The most impressive remnant of Nanjing’s Ming-dynasty golden years, the impressive five-storey Ming bastion which measures over 35 km is the longest city wall ever built in the world.  About two-thirds of it still stands.


Built between 1366 and 1393 by more than one million labourers, the layout of the wall is irregular, an exception to the usual square format of those times.  It zigzags around Nanjing bills and rivers, accommodating the local landscape.  Averaging 12 m high and 7 m wide at the top, the fortification was built of bricks supplied from the Chinese provi

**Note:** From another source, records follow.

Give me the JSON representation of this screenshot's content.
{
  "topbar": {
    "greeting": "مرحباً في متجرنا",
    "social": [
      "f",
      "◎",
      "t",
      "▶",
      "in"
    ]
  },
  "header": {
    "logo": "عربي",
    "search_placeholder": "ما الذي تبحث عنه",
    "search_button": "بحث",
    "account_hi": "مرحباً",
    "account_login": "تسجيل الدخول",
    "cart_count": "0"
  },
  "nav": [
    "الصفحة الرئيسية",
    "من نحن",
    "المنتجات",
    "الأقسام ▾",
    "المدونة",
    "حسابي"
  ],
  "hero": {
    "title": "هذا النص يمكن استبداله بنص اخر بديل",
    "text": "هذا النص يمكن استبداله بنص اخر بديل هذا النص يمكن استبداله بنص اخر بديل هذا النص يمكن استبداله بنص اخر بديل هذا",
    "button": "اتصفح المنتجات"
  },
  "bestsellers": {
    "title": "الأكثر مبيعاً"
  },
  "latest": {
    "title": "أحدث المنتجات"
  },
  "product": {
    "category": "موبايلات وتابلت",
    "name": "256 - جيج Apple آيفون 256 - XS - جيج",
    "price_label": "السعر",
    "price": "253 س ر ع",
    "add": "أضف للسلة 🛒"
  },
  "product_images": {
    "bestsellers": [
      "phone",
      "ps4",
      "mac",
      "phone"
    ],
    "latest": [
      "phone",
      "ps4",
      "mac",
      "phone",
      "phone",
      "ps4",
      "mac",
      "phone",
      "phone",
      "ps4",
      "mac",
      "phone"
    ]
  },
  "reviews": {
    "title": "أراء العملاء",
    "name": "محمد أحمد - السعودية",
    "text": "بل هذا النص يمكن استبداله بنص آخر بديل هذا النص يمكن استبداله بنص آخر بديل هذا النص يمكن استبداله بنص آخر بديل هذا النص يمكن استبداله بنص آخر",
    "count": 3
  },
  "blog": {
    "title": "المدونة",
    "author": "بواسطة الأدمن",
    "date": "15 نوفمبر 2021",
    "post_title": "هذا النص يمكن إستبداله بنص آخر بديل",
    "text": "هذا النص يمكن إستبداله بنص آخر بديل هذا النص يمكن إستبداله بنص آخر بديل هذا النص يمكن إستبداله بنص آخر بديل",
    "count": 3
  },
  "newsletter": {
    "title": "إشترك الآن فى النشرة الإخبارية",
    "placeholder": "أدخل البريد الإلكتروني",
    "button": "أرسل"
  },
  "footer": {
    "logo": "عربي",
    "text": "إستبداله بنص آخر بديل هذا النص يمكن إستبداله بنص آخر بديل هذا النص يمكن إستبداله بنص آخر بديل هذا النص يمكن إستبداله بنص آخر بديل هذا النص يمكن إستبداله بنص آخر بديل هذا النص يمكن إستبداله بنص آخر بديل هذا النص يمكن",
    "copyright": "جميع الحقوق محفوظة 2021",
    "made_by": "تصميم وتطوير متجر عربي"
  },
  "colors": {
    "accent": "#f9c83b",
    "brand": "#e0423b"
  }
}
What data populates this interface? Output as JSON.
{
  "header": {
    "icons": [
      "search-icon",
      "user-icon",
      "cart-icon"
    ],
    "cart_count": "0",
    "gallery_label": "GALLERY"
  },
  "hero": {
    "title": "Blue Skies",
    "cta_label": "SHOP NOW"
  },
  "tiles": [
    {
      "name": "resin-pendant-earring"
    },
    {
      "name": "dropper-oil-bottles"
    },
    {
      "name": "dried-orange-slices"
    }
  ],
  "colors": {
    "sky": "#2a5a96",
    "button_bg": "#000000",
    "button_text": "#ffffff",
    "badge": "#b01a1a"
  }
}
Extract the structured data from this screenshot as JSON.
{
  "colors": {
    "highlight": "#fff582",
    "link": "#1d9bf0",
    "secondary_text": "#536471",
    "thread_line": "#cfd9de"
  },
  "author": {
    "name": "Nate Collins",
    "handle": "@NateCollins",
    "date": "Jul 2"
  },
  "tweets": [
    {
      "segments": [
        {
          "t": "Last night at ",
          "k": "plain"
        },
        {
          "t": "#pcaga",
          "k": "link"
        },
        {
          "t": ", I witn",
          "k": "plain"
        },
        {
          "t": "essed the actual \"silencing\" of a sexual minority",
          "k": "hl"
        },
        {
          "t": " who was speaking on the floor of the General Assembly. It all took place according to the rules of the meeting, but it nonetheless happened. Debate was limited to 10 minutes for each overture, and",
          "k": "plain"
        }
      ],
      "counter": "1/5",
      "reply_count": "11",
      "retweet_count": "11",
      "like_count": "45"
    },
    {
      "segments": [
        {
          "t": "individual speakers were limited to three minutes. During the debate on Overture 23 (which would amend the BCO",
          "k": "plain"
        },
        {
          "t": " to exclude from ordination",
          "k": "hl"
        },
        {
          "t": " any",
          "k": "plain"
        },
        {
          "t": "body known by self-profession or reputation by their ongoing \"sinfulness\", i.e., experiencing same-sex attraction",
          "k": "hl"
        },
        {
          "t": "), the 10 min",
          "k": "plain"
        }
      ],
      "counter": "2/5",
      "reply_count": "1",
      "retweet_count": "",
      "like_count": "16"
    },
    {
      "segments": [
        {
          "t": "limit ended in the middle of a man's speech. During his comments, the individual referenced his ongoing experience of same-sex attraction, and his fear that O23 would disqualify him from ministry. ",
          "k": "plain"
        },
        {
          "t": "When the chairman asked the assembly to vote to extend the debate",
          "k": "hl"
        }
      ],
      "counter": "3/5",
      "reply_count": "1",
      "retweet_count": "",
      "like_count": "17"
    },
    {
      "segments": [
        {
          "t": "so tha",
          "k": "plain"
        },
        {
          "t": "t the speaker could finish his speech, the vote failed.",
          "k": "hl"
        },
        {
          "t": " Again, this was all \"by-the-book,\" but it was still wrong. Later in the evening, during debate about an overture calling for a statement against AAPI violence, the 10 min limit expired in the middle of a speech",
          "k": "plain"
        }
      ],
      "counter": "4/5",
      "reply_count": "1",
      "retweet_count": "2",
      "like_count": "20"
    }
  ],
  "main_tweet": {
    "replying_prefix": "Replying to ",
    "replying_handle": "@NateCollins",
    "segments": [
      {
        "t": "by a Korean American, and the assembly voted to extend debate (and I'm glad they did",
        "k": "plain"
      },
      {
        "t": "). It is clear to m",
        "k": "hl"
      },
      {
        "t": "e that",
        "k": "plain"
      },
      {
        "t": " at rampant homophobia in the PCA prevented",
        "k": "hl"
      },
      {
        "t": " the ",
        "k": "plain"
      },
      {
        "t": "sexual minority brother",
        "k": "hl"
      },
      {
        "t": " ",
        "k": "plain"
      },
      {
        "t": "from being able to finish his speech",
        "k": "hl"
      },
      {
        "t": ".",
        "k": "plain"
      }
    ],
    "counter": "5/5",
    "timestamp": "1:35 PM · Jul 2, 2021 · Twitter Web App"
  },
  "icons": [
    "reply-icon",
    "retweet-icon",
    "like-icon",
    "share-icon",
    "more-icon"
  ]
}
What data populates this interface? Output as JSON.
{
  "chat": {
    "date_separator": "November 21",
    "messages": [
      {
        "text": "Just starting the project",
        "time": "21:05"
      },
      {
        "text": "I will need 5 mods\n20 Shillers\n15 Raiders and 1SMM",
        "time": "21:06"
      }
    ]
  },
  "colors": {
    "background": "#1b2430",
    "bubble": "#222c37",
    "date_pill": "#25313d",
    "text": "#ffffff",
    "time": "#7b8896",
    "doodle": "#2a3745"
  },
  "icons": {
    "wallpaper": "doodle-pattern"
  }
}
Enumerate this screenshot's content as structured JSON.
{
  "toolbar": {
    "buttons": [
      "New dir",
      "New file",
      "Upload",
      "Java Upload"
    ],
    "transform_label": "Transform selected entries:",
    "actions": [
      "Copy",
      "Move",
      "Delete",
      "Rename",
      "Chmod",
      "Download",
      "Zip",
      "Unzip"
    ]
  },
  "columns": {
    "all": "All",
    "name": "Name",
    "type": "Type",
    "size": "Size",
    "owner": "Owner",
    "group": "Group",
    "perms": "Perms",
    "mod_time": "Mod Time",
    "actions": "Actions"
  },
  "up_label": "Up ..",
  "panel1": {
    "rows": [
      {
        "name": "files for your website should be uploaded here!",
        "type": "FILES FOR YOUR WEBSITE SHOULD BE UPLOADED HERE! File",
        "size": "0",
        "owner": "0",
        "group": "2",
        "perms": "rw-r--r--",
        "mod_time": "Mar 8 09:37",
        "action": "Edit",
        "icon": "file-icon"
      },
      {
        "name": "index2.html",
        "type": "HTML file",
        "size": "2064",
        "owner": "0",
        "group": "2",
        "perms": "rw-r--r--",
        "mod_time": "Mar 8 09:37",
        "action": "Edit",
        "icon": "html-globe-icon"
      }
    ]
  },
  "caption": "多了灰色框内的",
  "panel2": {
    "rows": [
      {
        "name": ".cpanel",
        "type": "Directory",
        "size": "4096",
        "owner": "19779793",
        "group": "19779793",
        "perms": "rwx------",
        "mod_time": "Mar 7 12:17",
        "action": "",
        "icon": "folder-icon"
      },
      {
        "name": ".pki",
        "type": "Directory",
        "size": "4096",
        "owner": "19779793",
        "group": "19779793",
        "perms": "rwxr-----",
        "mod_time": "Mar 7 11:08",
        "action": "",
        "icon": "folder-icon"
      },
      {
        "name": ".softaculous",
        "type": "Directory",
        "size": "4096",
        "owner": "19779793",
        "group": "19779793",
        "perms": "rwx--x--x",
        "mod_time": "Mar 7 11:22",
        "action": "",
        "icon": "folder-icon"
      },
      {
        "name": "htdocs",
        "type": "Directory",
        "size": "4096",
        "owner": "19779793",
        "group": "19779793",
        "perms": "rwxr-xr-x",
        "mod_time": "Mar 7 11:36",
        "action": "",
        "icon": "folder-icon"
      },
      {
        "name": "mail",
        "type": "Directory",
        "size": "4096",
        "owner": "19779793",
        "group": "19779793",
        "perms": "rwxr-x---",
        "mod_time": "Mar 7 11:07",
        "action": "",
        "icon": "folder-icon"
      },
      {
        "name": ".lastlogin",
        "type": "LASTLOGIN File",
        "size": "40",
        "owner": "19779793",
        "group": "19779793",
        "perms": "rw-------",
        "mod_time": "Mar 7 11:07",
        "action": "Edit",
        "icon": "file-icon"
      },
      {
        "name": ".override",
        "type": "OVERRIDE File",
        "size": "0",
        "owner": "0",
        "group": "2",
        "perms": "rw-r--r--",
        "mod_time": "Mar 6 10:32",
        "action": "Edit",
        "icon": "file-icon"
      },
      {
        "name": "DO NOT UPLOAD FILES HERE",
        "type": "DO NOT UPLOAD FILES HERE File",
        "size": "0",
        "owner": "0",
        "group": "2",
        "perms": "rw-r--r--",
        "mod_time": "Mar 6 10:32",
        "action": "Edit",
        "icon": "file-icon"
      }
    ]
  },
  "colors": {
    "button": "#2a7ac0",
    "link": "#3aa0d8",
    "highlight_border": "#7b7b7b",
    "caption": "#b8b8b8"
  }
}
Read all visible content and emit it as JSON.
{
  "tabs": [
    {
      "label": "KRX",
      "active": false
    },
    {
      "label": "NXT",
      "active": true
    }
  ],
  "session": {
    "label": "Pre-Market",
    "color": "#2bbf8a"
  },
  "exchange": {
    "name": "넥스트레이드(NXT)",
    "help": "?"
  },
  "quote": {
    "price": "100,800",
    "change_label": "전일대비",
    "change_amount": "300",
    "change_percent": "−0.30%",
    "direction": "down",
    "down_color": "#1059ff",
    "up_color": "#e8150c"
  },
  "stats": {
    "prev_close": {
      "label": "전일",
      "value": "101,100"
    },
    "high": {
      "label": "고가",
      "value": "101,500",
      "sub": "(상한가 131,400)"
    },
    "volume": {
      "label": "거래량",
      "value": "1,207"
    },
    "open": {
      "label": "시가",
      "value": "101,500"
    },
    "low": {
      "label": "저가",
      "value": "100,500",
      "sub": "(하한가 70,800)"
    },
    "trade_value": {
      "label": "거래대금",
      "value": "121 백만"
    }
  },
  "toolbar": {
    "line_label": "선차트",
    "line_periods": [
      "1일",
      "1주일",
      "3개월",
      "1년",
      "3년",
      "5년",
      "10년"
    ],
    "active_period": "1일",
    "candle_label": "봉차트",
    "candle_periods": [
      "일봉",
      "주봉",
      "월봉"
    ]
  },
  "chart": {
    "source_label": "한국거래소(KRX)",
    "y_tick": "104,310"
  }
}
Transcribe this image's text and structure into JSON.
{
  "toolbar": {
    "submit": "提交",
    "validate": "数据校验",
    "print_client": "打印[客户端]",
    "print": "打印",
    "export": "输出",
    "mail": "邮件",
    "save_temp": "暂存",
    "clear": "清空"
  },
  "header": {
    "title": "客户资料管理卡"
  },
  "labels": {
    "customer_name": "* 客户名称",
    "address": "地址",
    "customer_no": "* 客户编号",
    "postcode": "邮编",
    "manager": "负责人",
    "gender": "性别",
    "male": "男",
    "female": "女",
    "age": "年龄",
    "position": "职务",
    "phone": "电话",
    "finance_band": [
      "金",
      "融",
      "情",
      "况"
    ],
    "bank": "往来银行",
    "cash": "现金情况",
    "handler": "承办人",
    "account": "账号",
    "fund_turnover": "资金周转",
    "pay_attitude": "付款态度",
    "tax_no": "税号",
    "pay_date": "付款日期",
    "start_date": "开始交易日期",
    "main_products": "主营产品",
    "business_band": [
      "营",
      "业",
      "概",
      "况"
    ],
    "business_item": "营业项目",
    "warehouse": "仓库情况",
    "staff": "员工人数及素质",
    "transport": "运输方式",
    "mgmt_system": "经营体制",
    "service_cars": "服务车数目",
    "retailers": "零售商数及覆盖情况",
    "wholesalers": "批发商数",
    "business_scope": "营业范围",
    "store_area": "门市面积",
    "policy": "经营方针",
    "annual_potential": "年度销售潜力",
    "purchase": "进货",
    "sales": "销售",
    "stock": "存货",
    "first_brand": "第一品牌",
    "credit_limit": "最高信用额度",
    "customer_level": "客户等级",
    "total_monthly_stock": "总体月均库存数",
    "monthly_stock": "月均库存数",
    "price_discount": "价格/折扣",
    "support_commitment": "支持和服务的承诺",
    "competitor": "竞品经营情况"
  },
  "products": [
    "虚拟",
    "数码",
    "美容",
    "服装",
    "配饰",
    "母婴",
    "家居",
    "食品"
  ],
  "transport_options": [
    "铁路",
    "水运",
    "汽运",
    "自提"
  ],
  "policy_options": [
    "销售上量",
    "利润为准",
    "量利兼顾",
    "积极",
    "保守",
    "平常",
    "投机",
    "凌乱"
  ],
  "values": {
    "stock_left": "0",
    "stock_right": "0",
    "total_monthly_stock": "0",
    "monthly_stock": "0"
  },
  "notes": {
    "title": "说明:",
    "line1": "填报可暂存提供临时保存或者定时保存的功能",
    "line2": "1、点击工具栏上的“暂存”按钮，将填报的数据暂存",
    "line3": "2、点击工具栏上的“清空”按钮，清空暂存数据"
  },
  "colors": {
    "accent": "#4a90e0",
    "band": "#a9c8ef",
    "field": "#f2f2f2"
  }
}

nces.  Each brick had stamped on it the place it came from, the overseer’s name and rank, the brick-maker’s name and sometimes the date.  This was to ensure that the bricks were well-made.  If they broke, they had to be replaced.  Many of these stamps remain intact.  Some of the original 13 Ming city gates remain, including the Zhongyang Gate in the north, Zhonghua Gate in the south and Zhongxian Gate in the east.   The city gates were heavily fortified: built on the site of the old Tang dynasty wall.  Zhonghua Gate has four rows of gates, making it almost impregnable, and could house a garrison of 3000 soldiers in vaults inthe front gate building.  When walking through, observe the trough in either wall of the second gate, which held a vast stone gate that could be lowered into place.  The gate is far more imposing than anything that has survived in Beijing.

You can climb into the masonry for expinside_the_xuanwu_gate_nanjingloration at several points.  Long walks extend along the wall from Zhongshan Gate in the east of the city and it’s quite common to see locals walking their dogs or taking post-dinner walks along the weathered path: there is no charge for climbing the wall here.






One of the best places to access the gate is from the rear of Jiming Temple Walk to Jiuhuashan Park off Taiping Beilu, looking out over huge Xuanwu Lake Park and passing crumbling hillside pagodas along the way.